- **Work item**: Word for word, write out all of the entries that follow.

(Excerpts from an interface dataset)
........

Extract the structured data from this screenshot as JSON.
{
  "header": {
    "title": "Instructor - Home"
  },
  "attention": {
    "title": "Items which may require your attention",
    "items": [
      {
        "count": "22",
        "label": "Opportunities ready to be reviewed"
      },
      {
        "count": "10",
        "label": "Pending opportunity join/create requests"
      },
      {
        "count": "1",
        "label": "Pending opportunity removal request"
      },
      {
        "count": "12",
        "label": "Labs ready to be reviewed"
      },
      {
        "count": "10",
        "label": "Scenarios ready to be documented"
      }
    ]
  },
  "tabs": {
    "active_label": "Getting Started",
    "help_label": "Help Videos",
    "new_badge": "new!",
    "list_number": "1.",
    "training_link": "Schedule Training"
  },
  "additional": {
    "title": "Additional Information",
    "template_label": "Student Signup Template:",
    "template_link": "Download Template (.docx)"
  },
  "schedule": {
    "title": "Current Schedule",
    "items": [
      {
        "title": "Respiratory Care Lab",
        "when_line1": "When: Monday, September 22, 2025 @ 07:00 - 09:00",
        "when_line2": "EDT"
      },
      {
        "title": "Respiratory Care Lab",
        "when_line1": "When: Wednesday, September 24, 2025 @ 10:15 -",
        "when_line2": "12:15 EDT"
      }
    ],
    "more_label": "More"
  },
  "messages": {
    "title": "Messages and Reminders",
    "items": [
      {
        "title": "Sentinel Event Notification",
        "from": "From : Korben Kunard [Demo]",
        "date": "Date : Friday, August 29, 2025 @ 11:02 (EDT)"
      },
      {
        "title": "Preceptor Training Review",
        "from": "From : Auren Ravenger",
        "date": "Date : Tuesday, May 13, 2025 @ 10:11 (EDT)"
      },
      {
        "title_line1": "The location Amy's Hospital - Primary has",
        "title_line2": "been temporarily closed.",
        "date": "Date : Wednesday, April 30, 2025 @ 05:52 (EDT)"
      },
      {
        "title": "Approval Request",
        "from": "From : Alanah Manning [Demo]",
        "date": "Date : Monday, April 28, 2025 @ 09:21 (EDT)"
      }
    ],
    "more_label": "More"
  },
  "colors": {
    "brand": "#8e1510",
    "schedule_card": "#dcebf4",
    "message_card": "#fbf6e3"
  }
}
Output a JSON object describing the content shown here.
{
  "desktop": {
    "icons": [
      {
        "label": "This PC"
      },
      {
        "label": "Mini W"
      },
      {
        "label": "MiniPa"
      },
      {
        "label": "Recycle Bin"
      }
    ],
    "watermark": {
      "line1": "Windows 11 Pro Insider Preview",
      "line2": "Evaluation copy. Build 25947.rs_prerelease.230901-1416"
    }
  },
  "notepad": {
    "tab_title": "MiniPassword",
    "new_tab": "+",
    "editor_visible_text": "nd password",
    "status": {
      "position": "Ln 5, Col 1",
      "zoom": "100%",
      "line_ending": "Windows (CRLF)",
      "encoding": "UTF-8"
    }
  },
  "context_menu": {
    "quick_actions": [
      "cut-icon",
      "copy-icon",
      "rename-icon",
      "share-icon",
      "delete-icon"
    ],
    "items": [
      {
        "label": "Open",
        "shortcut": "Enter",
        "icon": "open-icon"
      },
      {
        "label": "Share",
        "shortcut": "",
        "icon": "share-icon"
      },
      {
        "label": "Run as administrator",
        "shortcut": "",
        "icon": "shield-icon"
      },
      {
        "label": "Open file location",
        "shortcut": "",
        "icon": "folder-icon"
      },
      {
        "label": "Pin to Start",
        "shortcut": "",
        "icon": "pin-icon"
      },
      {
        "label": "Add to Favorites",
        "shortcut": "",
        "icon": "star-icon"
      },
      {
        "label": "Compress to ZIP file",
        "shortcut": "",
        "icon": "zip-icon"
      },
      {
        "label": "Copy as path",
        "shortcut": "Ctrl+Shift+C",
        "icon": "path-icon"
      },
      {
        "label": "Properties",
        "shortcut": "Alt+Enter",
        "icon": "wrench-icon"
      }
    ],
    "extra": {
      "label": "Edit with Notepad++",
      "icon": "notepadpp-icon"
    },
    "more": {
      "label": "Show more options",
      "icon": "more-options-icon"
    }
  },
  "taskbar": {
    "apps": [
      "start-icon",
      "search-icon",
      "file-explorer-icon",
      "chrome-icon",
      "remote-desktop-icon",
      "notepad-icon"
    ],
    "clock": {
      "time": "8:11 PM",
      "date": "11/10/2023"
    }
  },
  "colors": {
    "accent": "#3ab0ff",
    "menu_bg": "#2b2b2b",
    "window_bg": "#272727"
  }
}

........

- **Task result**:
Extract the structured data from this screenshot as JSON.
{
  "header": {
    "title": "Instructor - Home"
  },
  "attention": {
    "title": "Items which may require your attention",
    "items": [
      {
        "count": "22",
        "label": "Opportunities ready to be reviewed"
      },
      {
        "count": "10",
        "label": "Pending opportunity join/create requests"
      },
      {
        "count": "1",
        "label": "Pending opportunity removal request"
      },
      {
        "count": "12",
        "label": "Labs ready to be reviewed"
      },
      {
        "count": "10",
        "label": "Scenarios ready to be documented"
      }
    ]
  },
  "tabs": {
    "active_label": "Getting Started",
    "help_label": "Help Videos",
    "new_badge": "new!",
    "list_number": "1.",
    "training_link": "Schedule Training"
  },
  "additional": {
    "title": "Additional Information",
    "template_label": "Student Signup Template:",
    "template_link": "Download Template (.docx)"
  },
  "schedule": {
    "title": "Current Schedule",
    "items": [
      {
        "title": "Respiratory Care Lab",
        "when_line1": "When: Monday, September 22, 2025 @ 07:00 - 09:00",
        "when_line2": "EDT"
      },
      {
        "title": "Respiratory Care Lab",
        "when_line1": "When: Wednesday, September 24, 2025 @ 10:15 -",
        "when_line2": "12:15 EDT"
      }
    ],
    "more_label": "More"
  },
  "messages": {
    "title": "Messages and Reminders",
    "items": [
      {
        "title": "Sentinel Event Notification",
        "from": "From : Korben Kunard [Demo]",
        "date": "Date : Friday, August 29, 2025 @ 11:02 (EDT)"
      },
      {
        "title": "Preceptor Training Review",
        "from": "From : Auren Ravenger",
        "date": "Date : Tuesday, May 13, 2025 @ 10:11 (EDT)"
      },
      {
        "title_line1": "The location Amy's Hospital - Primary has",
        "title_line2": "been temporarily closed.",
        "date": "Date : Wednesday, April 30, 2025 @ 05:52 (EDT)"
      },
      {
        "title": "Approval Request",
        "from": "From : Alanah Manning [Demo]",
        "date": "Date : Monday, April 28, 2025 @ 09:21 (EDT)"
      }
    ],
    "more_label": "More"
  },
  "colors": {
    "brand": "#8e1510",
    "schedule_card": "#dcebf4",
    "message_card": "#fbf6e3"
  }
}
Output a JSON object describing the content shown here.
{
  "desktop": {
    "icons": [
      {
        "label": "This PC"
      },
      {
        "label": "Mini W"
      },
      {
        "label": "MiniPa"
      },
      {
        "label": "Recycle Bin"
      }
    ],
    "watermark": {
      "line1": "Windows 11 Pro Insider Preview",
      "line2": "Evaluation copy. Build 25947.rs_prerelease.230901-1416"
    }
  },
  "notepad": {
    "tab_title": "MiniPassword",
    "new_tab": "+",
    "editor_visible_text": "nd password",
    "status": {
      "position": "Ln 5, Col 1",
      "zoom": "100%",
      "line_ending": "Windows (CRLF)",
      "encoding": "UTF-8"
    }
  },
  "context_menu": {
    "quick_actions": [
      "cut-icon",
      "copy-icon",
      "rename-icon",
      "share-icon",
      "delete-icon"
    ],
    "items": [
      {
        "label": "Open",
        "shortcut": "Enter",
        "icon": "open-icon"
      },
      {
        "label": "Share",
        "shortcut": "",
        "icon": "share-icon"
      },
      {
        "label": "Run as administrator",
        "shortcut": "",
        "icon": "shield-icon"
      },
      {
        "label": "Open file location",
        "shortcut": "",
        "icon": "folder-icon"
      },
      {
        "label": "Pin to Start",
        "shortcut": "",
        "icon": "pin-icon"
      },
      {
        "label": "Add to Favorites",
        "shortcut": "",
        "icon": "star-icon"
      },
      {
        "label": "Compress to ZIP file",
        "shortcut": "",
        "icon": "zip-icon"
      },
      {
        "label": "Copy as path",
        "shortcut": "Ctrl+Shift+C",
        "icon": "path-icon"
      },
      {
        "label": "Properties",
        "shortcut": "Alt+Enter",
        "icon": "wrench-icon"
      }
    ],
    "extra": {
      "label": "Edit with Notepad++",
      "icon": "notepadpp-icon"
    },
    "more": {
      "label": "Show more options",
      "icon": "more-options-icon"
    }
  },
  "taskbar": {
    "apps": [
      "start-icon",
      "search-icon",
      "file-explorer-icon",
      "chrome-icon",
      "remote-desktop-icon",
      "notepad-icon"
    ],
    "clock": {
      "time": "8:11 PM",
      "date": "11/10/2023"
    }
  },
  "colors": {
    "accent": "#3ab0ff",
    "menu_bg": "#2b2b2b",
    "window_bg": "#272727"
  }
}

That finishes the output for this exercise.